Jan 26

Australia Day is an annual celebration to mark the first arrival of ships in Sydney Cove from Great Britain in 1788. Held on the 26th January every year, Australia Day began as an anniversary dinner for the original colonists, to celebrate the love of the land they lived in. The name ‘Australia Day’ was not used until 1935, but today the anniversary still celebrates everything that’s great about Australia.

Here at ARKive, we thought we’d get into the spirit by celebrating some of Australia’s more unusually named critters…..

 

Quokka

Similar to a kangaroo or wallaby in appearance, the quokka was given its peculiar name by the Aboriginal people living in Western Australia. The quokka is a species of marsupial, and therefore has a pouch in which the young are raised.

Quokka image

Quokka (Setonix brachyurus)

 

Chuditch

A small cat-sized marsupial, the chuditch is nocturnal and spends its days sleeping in hollow logs or burrows.
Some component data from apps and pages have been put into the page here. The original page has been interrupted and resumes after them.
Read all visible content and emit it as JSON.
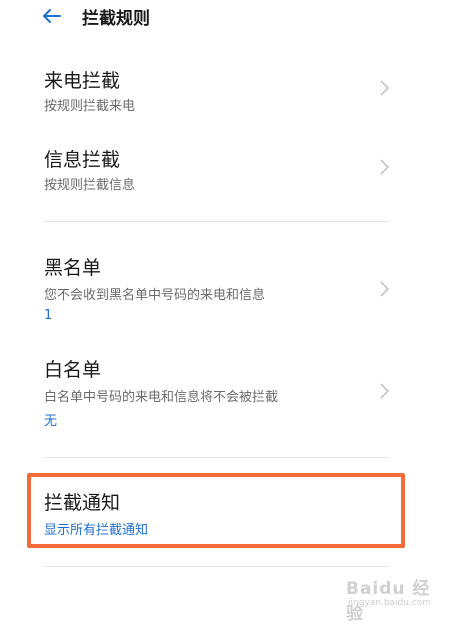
{
  "header": {
    "title": "拦截规则",
    "back_icon": "arrow-left-icon"
  },
  "rules": [
    {
      "title": "来电拦截",
      "subtitle": "按规则拦截来电"
    },
    {
      "title": "信息拦截",
      "subtitle": "按规则拦截信息"
    }
  ],
  "lists": [
    {
      "title": "黑名单",
      "subtitle": "您不会收到黑名单中号码的来电和信息",
      "value": "1"
    },
    {
      "title": "白名单",
      "subtitle": "白名单中号码的来电和信息将不会被拦截",
      "value": "无"
    }
  ],
  "notice": {
    "title": "拦截通知",
    "value": "显示所有拦截通知"
  },
  "watermark": {
    "logo": "Baidu 经验",
    "url": "jingyan.baidu.com"
  },
  "colors": {
    "accent": "#1f6fd6",
    "highlight": "#f26b3a",
    "divider": "#e6e6e6"
  }
}
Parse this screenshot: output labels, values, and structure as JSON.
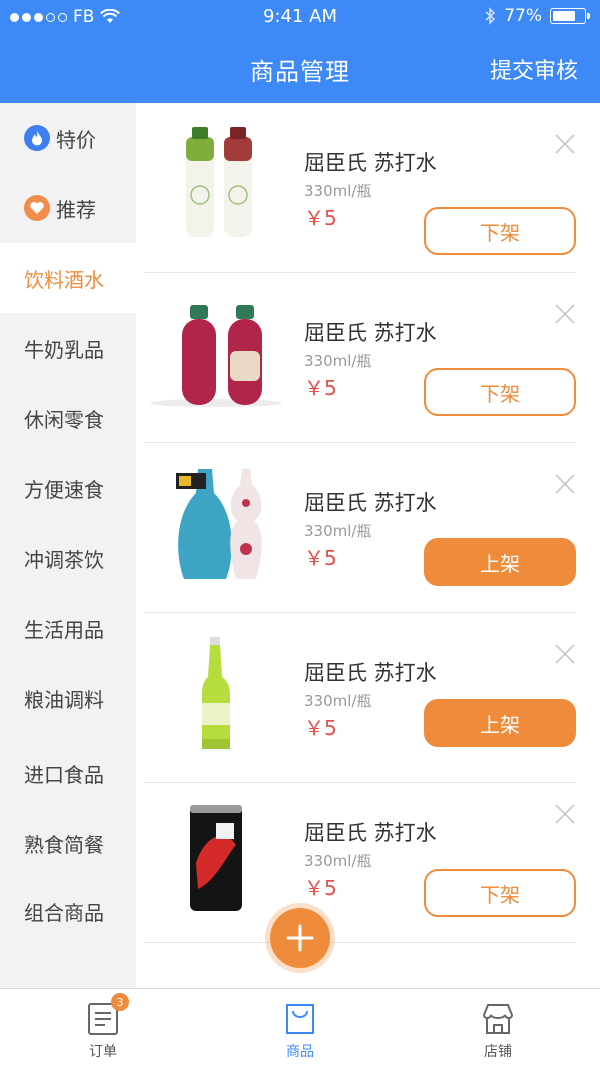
{
  "status_bar": {
    "carrier": "FB",
    "time": "9:41 AM",
    "battery": "77%",
    "battery_level": 0.77
  },
  "nav": {
    "title": "商品管理",
    "submit": "提交审核"
  },
  "sidebar": {
    "items": [
      {
        "label": "特价",
        "icon": "flame-icon"
      },
      {
        "label": "推荐",
        "icon": "heart-icon"
      },
      {
        "label": "饮料酒水",
        "active": true
      },
      {
        "label": "牛奶乳品"
      },
      {
        "label": "休闲零食"
      },
      {
        "label": "方便速食"
      },
      {
        "label": "冲调茶饮"
      },
      {
        "label": "生活用品"
      },
      {
        "label": "粮油调料"
      },
      {
        "label": "进口食品"
      },
      {
        "label": "熟食简餐"
      },
      {
        "label": "组合商品"
      }
    ]
  },
  "products": [
    {
      "name": "屈臣氏 苏打水",
      "spec": "330ml/瓶",
      "price": "￥5",
      "action": "下架"
    },
    {
      "name": "屈臣氏 苏打水",
      "spec": "330ml/瓶",
      "price": "￥5",
      "action": "下架"
    },
    {
      "name": "屈臣氏 苏打水",
      "spec": "330ml/瓶",
      "price": "￥5",
      "action": "上架"
    },
    {
      "name": "屈臣氏 苏打水",
      "spec": "330ml/瓶",
      "price": "￥5",
      "action": "上架"
    },
    {
      "name": "屈臣氏 苏打水",
      "spec": "330ml/瓶",
      "price": "￥5",
      "action": "下架"
    }
  ],
  "tabbar": {
    "items": [
      {
        "label": "订单",
        "badge": "3",
        "icon": "order-list-icon"
      },
      {
        "label": "商品",
        "icon": "bag-icon",
        "active": true
      },
      {
        "label": "店铺",
        "icon": "store-icon"
      }
    ]
  },
  "colors": {
    "primary": "#3d8af7",
    "accent": "#ef8c3b",
    "price": "#e5504a",
    "sidebar_bg": "#f2f2f2"
  }
}
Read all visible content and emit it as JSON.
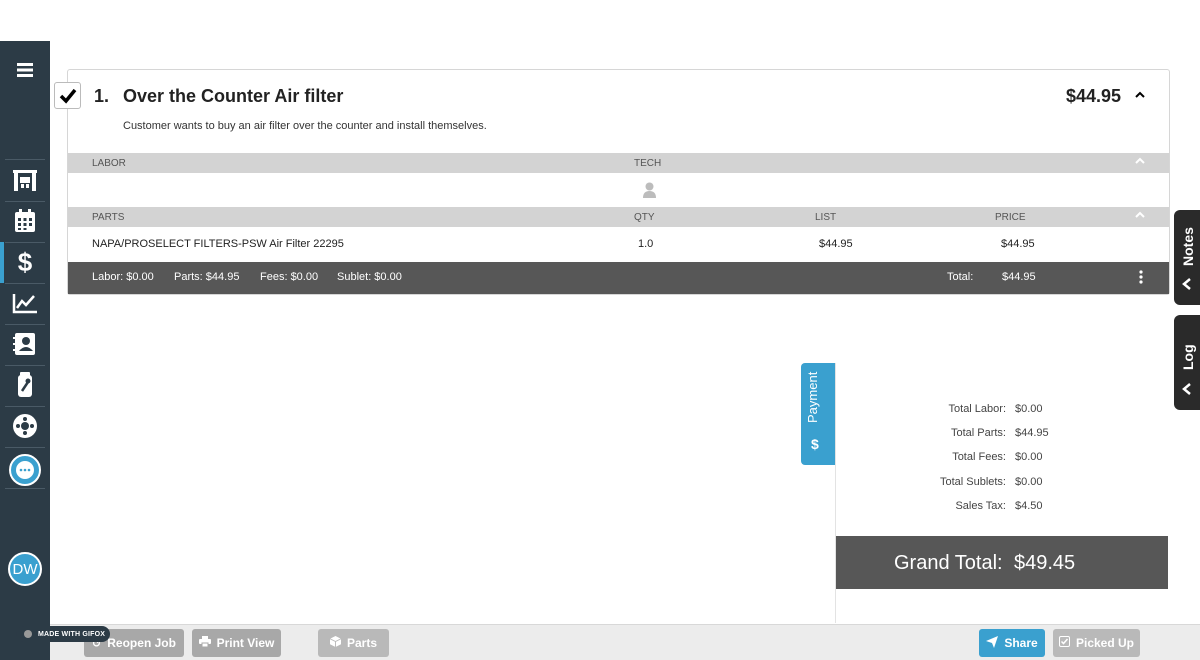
{
  "job": {
    "number": "1.",
    "title": "Over the Counter Air filter",
    "price": "$44.95",
    "description": "Customer wants to buy an air filter over the counter and install themselves."
  },
  "labor": {
    "header": "LABOR",
    "tech_header": "TECH"
  },
  "parts": {
    "header": "PARTS",
    "qty_header": "QTY",
    "list_header": "LIST",
    "price_header": "PRICE",
    "rows": [
      {
        "name": "NAPA/PROSELECT FILTERS-PSW Air Filter 22295",
        "qty": "1.0",
        "list": "$44.95",
        "price": "$44.95"
      }
    ]
  },
  "job_totals": {
    "labor": "Labor: $0.00",
    "parts": "Parts: $44.95",
    "fees": "Fees: $0.00",
    "sublet": "Sublet: $0.00",
    "total_label": "Total:",
    "total_value": "$44.95"
  },
  "payment": {
    "tab_label": "Payment",
    "tab_icon": "$",
    "rows": [
      {
        "label": "Total Labor:",
        "value": "$0.00"
      },
      {
        "label": "Total Parts:",
        "value": "$44.95"
      },
      {
        "label": "Total Fees:",
        "value": "$0.00"
      },
      {
        "label": "Total Sublets:",
        "value": "$0.00"
      },
      {
        "label": "Sales Tax:",
        "value": "$4.50"
      }
    ],
    "grand_total_label": "Grand Total:",
    "grand_total_value": "$49.45"
  },
  "side_tabs": {
    "notes": "Notes",
    "log": "Log"
  },
  "user": {
    "initials": "DW"
  },
  "watermark": "MADE WITH GIFOX",
  "footer": {
    "reopen": "Reopen Job",
    "print": "Print View",
    "parts": "Parts",
    "share": "Share",
    "picked_up": "Picked Up"
  },
  "colors": {
    "sidebar": "#2c3b46",
    "accent": "#3aa0cf",
    "dark_bar": "#575757",
    "section_header": "#d3d3d3"
  }
}
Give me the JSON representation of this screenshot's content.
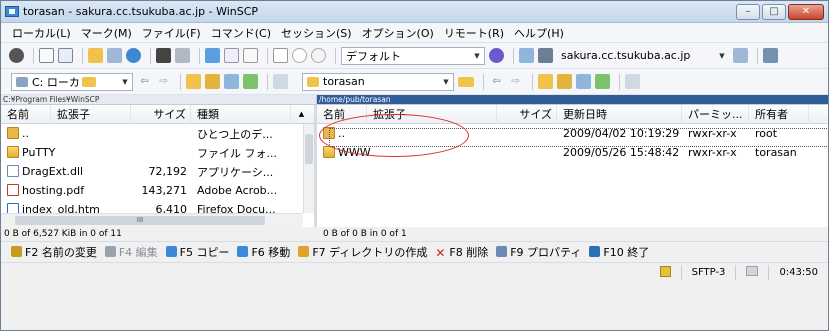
{
  "window": {
    "title": "torasan - sakura.cc.tsukuba.ac.jp - WinSCP",
    "min": "–",
    "max": "□",
    "close": "✕"
  },
  "menu": [
    "ローカル(L)",
    "マーク(M)",
    "ファイル(F)",
    "コマンド(C)",
    "セッション(S)",
    "オプション(O)",
    "リモート(R)",
    "ヘルプ(H)"
  ],
  "toolbar1": {
    "preset": "デフォルト",
    "host": "sakura.cc.tsukuba.ac.jp"
  },
  "toolbar2": {
    "local_drive": "C: ローカ",
    "remote_dir": "torasan"
  },
  "paths": {
    "local": "C:¥Program Files¥WinSCP",
    "remote": "/home/pub/torasan"
  },
  "local_pane": {
    "columns": [
      "名前",
      "拡張子",
      "サイズ",
      "種類"
    ],
    "rows": [
      {
        "name": "..",
        "size": "",
        "type": "ひとつ上のデ...",
        "icon": "up-folder-icon"
      },
      {
        "name": "PuTTY",
        "size": "",
        "type": "ファイル フォ...",
        "icon": "folder-icon"
      },
      {
        "name": "DragExt.dll",
        "size": "72,192",
        "type": "アプリケーシ...",
        "icon": "dll-file-icon"
      },
      {
        "name": "hosting.pdf",
        "size": "143,271",
        "type": "Adobe Acrob...",
        "icon": "pdf-file-icon"
      },
      {
        "name": "index_old.htm",
        "size": "6,410",
        "type": "Firefox Docu...",
        "icon": "html-file-icon"
      }
    ],
    "status": "0 B of 6,527 KiB in 0 of 11"
  },
  "remote_pane": {
    "columns": [
      "名前",
      "拡張子",
      "サイズ",
      "更新日時",
      "パーミッ...",
      "所有者"
    ],
    "rows": [
      {
        "name": "..",
        "size": "",
        "date": "2009/04/02 10:19:29",
        "perm": "rwxr-xr-x",
        "owner": "root",
        "icon": "up-folder-icon"
      },
      {
        "name": "WWW",
        "size": "",
        "date": "2009/05/26 15:48:42",
        "perm": "rwxr-xr-x",
        "owner": "torasan",
        "icon": "folder-icon"
      }
    ],
    "status": "0 B of 0 B in 0 of 1"
  },
  "commands": [
    {
      "label": "F2 名前の変更",
      "color": "#c79a20"
    },
    {
      "label": "F4 編集",
      "color": "#9aa3ad"
    },
    {
      "label": "F5 コピー",
      "color": "#3a8ad8"
    },
    {
      "label": "F6 移動",
      "color": "#3a8ad8"
    },
    {
      "label": "F7 ディレクトリの作成",
      "color": "#e0a32a"
    },
    {
      "label": "F8 削除",
      "color": "#d0281c"
    },
    {
      "label": "F9 プロパティ",
      "color": "#6a8ab4"
    },
    {
      "label": "F10 終了",
      "color": "#2d6fb3"
    }
  ],
  "statusbar": {
    "protocol": "SFTP-3",
    "time": "0:43:50"
  },
  "colors": {
    "accent": "#2f5d9a",
    "highlight": "#d33333"
  }
}
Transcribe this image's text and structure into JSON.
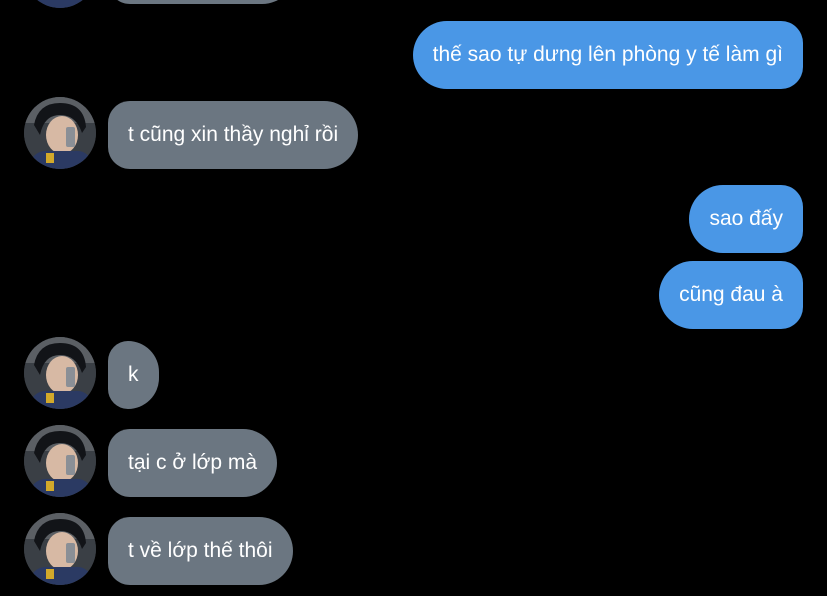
{
  "messages": [
    {
      "side": "in",
      "text": "",
      "avatar": "profile-avatar"
    },
    {
      "side": "out",
      "text": "thế sao tự dưng lên phòng y tế làm gì"
    },
    {
      "side": "in",
      "text": "t cũng xin thầy nghỉ rồi",
      "avatar": "profile-avatar"
    },
    {
      "side": "out",
      "text": "sao đấy"
    },
    {
      "side": "out",
      "text": "cũng đau à"
    },
    {
      "side": "in",
      "text": "k",
      "avatar": "profile-avatar"
    },
    {
      "side": "in",
      "text": "tại c ở lớp mà",
      "avatar": "profile-avatar"
    },
    {
      "side": "in",
      "text": "t về lớp thế thôi",
      "avatar": "profile-avatar"
    }
  ],
  "colors": {
    "background": "#000000",
    "incoming_bubble": "#6b7681",
    "outgoing_bubble": "#4a97e6",
    "text": "#ffffff"
  }
}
This species is Western Australia’s largest endemic carnivore, and will feed on a wide range of things from small mammals, to lizards, frogs and birds!

Chuditch image

Chuditch (Dasyurus geoffroii)

 

Crest-tailed mulgara

This desert marsupial mouse is well-adapted to its arid habitat. Having evolved kidneys capable of producing highly concentrated urine, the crest-tailed mulgara does not even need to drink, with its food providing it with adequate water.

Crest-tailed mulgara image

Crest-tailed mulgara (Dasycercus cristicauda)

 

Tasselled wobbegong

The highly unusual looking tasselled wobbegong is superbly camouflaged among sun-dappled coral by its beautiful mosaic markings. The scientific name of this shark roughly translates to ‘well fringed nose with shaggy beard’, and you can see why!

Tasselled wobbegong image

Tasselled wobbegong (Eucrossorhinus dasypogon)

 

Greater bilby

With its long, slender hind legs and oversized ears, the greater bilby is certainly a comical looking animal. To add to this appearance, the tail is carried as a stiff banner during the bilby’s cantering run.

Greater bilby image

Greater bilby (Macrotis lagotis)

 

Dibbler

The rare dibbler is a small carnivorous marsupial, with strong jaws and sharp teeth which it uses to capture its prey of invertebrates and other small ground-dwelling creatures.

Dibbler image

Dibbler (Parantechinus apicalis)

 

Kowari

Newborn kowaris measure a mere 4 millimetres long at birth, and remain in the female’s pouch for around 56 days. After this, the young are left in the nest or ride on the female’s back, until weaned at about 95 to 100 days.

Kowari image

Kowari (Dasyuroides byrnei)

 

Golden bandicoot

Now who wouldn’t find these young golden bandicoots cute?! These well presented bandicoots have fused toes on their hind feet, which form a comb for grooming.

Golden bandicoot image

Golden bandicoot (Isoodon auratus)

 

Spotted any other unusually named Australian critters on ARKive? Let us know!

Celebrate Australia Day by taking a look at some of the other wonderful species found there.

Becky Moran, ARKive Species Text Author

About

RSS feedARKive.org is the place for films, photos and facts about endangered species. Subscribe to our blog today to keep up to date!

Email updates

Sign up to receive a regular email digest of ARKive blog posts.
Preferred frequency:

ARKive twitter

Twitter: ARKive